Our objectives are to examine whether patients with fibromyalgia (FM) present an increased risk of hearing loss (HL) compared with those without FM and to explore the relationship between comorbidities/drugs and development of HL in patients with FM. Furthermore, we investigated the incidence rate of different types of HL and the joint effects for HL with FM and comorbidities.
This population-based retrospective cohort study included patients with new-onset FM from 2000 to 2002 (the FM group) and age- and sex-matched randomized patients without FM (the non-FM group) from Taiwan’s National Health Insurance Research Database.
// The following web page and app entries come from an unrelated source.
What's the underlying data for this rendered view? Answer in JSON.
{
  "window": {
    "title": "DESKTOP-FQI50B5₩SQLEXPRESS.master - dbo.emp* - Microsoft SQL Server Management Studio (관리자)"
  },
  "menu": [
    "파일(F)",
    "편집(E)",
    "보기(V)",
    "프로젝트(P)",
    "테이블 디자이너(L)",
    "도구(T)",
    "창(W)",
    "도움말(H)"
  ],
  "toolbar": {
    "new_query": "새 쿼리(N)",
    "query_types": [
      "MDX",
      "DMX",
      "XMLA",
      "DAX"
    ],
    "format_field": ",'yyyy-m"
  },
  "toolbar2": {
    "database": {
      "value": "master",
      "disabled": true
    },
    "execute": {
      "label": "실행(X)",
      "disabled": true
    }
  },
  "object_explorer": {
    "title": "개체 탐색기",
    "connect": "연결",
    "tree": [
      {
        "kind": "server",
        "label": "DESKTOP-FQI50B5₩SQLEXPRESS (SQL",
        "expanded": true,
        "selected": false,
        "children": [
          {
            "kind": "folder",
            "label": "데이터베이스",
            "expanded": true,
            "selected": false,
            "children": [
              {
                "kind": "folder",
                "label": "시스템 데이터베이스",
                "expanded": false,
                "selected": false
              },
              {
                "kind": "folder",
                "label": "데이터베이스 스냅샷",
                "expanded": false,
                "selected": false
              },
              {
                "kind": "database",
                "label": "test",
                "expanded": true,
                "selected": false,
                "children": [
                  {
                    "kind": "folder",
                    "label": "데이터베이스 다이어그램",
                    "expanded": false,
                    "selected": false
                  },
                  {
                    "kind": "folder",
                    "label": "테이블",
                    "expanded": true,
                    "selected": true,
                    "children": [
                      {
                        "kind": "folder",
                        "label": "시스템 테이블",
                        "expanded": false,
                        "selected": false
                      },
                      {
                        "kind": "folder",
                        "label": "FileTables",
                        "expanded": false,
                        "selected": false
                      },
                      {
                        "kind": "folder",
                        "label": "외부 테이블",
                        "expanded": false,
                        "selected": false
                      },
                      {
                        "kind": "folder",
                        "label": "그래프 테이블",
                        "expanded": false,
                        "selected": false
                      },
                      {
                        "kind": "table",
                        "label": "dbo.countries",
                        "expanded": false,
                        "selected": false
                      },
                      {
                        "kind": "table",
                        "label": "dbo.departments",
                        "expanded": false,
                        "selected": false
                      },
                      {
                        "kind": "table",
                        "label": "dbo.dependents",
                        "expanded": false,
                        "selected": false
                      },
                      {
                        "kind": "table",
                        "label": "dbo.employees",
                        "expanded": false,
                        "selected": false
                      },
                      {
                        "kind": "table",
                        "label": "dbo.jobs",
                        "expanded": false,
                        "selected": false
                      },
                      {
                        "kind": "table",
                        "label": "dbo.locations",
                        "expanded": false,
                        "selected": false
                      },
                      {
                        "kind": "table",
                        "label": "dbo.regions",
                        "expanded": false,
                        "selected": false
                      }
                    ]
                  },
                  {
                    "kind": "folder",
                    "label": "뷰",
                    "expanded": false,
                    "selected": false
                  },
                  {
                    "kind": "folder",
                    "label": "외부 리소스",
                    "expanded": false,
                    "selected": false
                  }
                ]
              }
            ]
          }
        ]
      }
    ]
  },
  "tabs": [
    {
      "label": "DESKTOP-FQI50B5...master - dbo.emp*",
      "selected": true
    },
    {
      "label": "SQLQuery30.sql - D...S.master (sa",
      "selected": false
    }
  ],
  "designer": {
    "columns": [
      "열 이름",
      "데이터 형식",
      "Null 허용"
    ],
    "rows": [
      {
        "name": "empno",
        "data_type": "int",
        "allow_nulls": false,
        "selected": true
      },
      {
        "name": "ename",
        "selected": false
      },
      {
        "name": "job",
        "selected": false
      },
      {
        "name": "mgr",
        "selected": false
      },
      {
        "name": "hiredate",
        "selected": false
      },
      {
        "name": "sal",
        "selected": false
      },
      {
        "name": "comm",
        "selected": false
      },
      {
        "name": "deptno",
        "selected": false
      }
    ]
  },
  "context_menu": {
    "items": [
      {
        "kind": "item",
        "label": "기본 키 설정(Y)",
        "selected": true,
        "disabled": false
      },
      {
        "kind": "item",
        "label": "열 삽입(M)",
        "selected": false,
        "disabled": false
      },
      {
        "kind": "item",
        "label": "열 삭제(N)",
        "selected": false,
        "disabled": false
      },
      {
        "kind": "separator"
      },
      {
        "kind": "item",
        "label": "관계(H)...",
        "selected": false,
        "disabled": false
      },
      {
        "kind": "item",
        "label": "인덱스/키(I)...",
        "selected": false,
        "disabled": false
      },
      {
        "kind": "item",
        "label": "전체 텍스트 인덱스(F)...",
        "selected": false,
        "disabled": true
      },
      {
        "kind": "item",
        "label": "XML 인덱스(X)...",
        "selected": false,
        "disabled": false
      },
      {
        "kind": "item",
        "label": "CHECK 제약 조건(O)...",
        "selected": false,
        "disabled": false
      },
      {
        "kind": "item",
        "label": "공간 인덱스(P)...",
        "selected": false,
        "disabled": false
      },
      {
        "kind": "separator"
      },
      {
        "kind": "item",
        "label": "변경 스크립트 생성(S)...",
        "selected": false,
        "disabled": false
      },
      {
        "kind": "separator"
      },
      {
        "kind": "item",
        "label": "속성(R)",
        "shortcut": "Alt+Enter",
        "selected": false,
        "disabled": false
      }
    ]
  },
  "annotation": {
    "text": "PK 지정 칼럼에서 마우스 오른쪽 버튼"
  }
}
Patients were followed up from baseline (3 months after FM diagnosis) until death, withdrawal, HL development, or December 31, 2013. The primary outcome was the risk of HL, which was assessed using Cox proportional-hazards analysis.
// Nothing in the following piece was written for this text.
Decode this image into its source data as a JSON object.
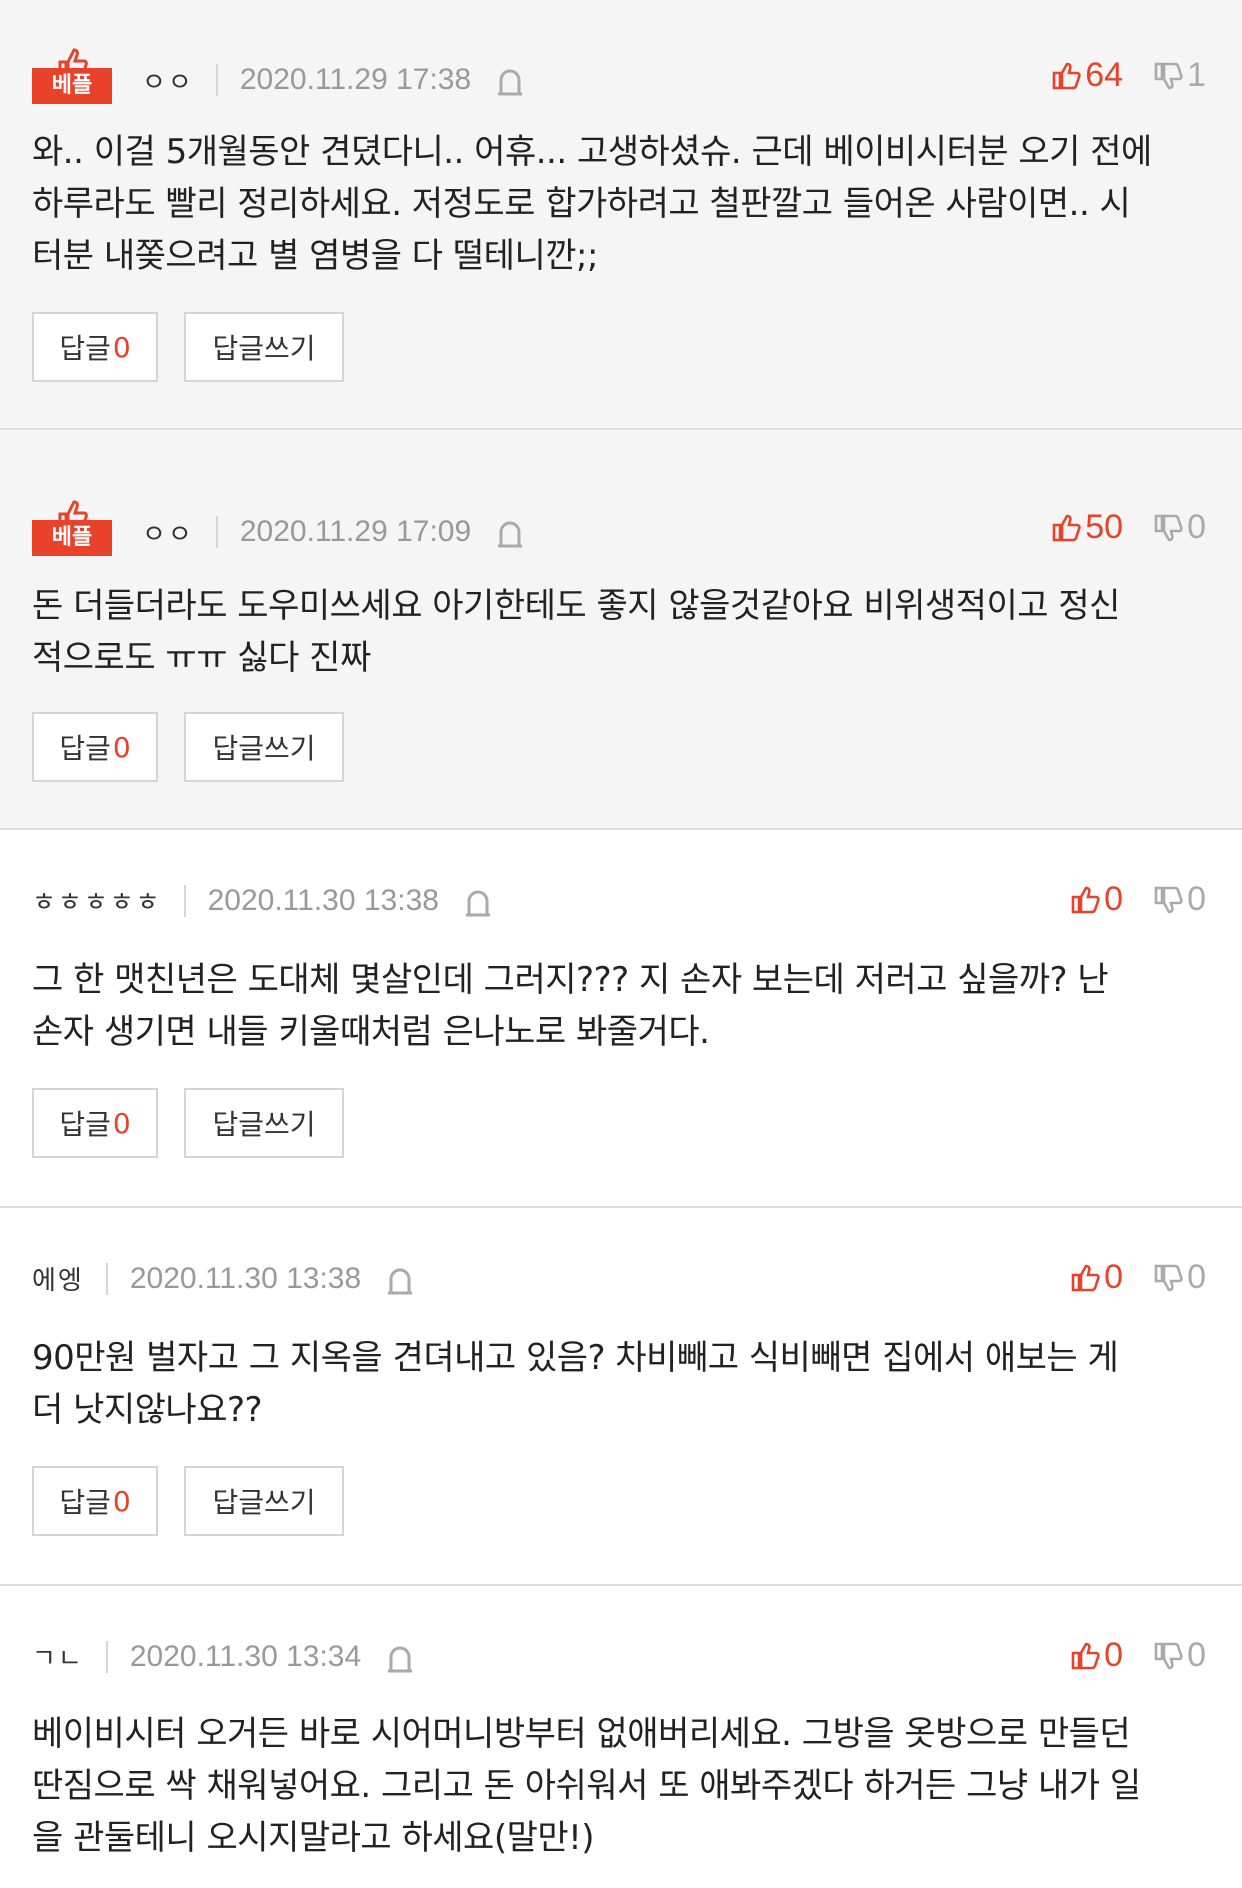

The overall HL risk in the FM group was 1.46-fold (95% confidence interval [CI]: 1.38-1.55) higher than that in the non-FM group after adjustment for sex, age, and comorbidities (p < 0.0001). Patients with FM had significantly greater sensorineural HL (adjusted hazard ratio = 1.46, 95% CI: 1.37-1.56) than those without FM. Patients with FM having comorbidities of diabetes, hyperlipidemia, depression, and Meniere's disease had a higher risk of HL than those without FM.
Our findings support the notion that FM influences HL and is in line with the hypothesis that the FM mechanism is related to a central nervous system abnormality in sensory processing. Health care professionals should provide appropriate screening for the risk of HL and prevention and counseling methods for patients with FM.